Looking at his stats in 2012-13, they are not all that special. In fact, his scoring average has taken a plunge by more than two points, and his rebounding average is not that different from what it was in 2011-12, averaging around 4.6 rebounds per game in 17 minutes of action.
However, Hansbrough's most significant contribution to the Indiana Pacers this season was when he filled in for David West after he sustained a lower-back injury
West's scoring and hustle at the 4-spot is irreplaceable. When he was out from March 18-27, a span of six games, Hansbrough averaged 14.8 points per game and 10.3 rebounds per game on 48-percent shooting.
More importantly, Indiana went 5-1 in those games. Losing West for six games was a tall order. If the Pacers floundered during that stretch, there's no telling if the team would still contend for the Central Division title and against the New York Knicks for the second seed in the Eastern Conference.
Chalk one up for Tyler Hansbrough.
Sweeping the Four-Game West Coast Trip
What's the best antidote for boosting your confidence heading into the playoffs?
Win on the road.
During a West Coast road trip from March 27 to April 1, the Indiana Pacers surpassed expectations by winning all four games. They also made a statement by beating Western Conference playoff-contending teams along the way—the Houston Rockets and the Los Angeles Clippers.
Through April 8, the Pacers rank second in the entire league in terms of points allowed—a testament to their outstanding defense. Allowing Phoenix to score 104 points in the third game of the trip broke a string of 10 consecutive games in which Indiana held its opponents to less than 100 points.
Nevertheless, this also proves the Pacers can win by outscoring their opponents on the road against quality opposition such as the Clippers.

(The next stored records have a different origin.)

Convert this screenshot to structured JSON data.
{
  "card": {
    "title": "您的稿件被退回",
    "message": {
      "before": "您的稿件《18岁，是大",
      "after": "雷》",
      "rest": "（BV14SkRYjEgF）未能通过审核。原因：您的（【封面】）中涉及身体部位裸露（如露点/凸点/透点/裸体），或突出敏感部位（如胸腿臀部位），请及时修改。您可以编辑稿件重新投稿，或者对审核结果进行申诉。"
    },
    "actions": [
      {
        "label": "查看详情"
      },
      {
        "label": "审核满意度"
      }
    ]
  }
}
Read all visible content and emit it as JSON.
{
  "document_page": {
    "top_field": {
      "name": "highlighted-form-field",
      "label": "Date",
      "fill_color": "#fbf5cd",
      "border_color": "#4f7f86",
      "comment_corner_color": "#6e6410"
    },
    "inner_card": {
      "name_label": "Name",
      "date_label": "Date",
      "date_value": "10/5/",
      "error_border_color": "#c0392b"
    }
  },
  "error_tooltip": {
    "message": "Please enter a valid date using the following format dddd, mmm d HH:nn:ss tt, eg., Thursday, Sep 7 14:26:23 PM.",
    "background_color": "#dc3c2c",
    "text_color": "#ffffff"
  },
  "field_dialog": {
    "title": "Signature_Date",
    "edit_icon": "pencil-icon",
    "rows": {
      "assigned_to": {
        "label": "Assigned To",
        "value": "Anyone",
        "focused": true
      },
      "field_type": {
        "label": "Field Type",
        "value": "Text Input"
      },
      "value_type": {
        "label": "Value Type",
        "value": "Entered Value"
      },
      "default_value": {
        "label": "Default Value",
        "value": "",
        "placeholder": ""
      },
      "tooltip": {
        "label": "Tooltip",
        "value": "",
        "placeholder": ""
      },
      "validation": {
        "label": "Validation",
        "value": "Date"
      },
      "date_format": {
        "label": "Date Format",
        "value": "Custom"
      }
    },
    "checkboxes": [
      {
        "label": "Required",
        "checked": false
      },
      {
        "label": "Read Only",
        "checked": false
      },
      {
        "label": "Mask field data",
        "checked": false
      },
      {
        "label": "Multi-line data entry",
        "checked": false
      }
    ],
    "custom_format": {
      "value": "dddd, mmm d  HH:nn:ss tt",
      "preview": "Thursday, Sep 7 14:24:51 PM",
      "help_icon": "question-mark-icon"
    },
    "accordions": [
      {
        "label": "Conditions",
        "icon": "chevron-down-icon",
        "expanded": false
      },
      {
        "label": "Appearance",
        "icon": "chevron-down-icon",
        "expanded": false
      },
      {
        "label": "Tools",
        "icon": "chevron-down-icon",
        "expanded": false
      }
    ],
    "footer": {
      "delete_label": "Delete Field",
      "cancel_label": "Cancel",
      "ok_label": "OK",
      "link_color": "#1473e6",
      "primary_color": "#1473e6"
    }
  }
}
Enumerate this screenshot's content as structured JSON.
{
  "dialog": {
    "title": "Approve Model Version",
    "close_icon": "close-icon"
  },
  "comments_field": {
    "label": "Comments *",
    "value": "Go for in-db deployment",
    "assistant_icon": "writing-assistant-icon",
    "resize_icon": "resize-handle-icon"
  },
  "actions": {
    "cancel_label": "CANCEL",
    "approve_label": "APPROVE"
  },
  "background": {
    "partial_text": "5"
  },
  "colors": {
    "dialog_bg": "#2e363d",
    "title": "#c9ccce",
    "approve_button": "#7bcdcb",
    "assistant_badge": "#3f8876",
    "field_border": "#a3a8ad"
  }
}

The bottom line is to be able to maintain this kind of intensity on the road in the playoffs. If this successful road trip sweep was any indication, then the Indiana Pacers should go deeper in the 2013 postseason.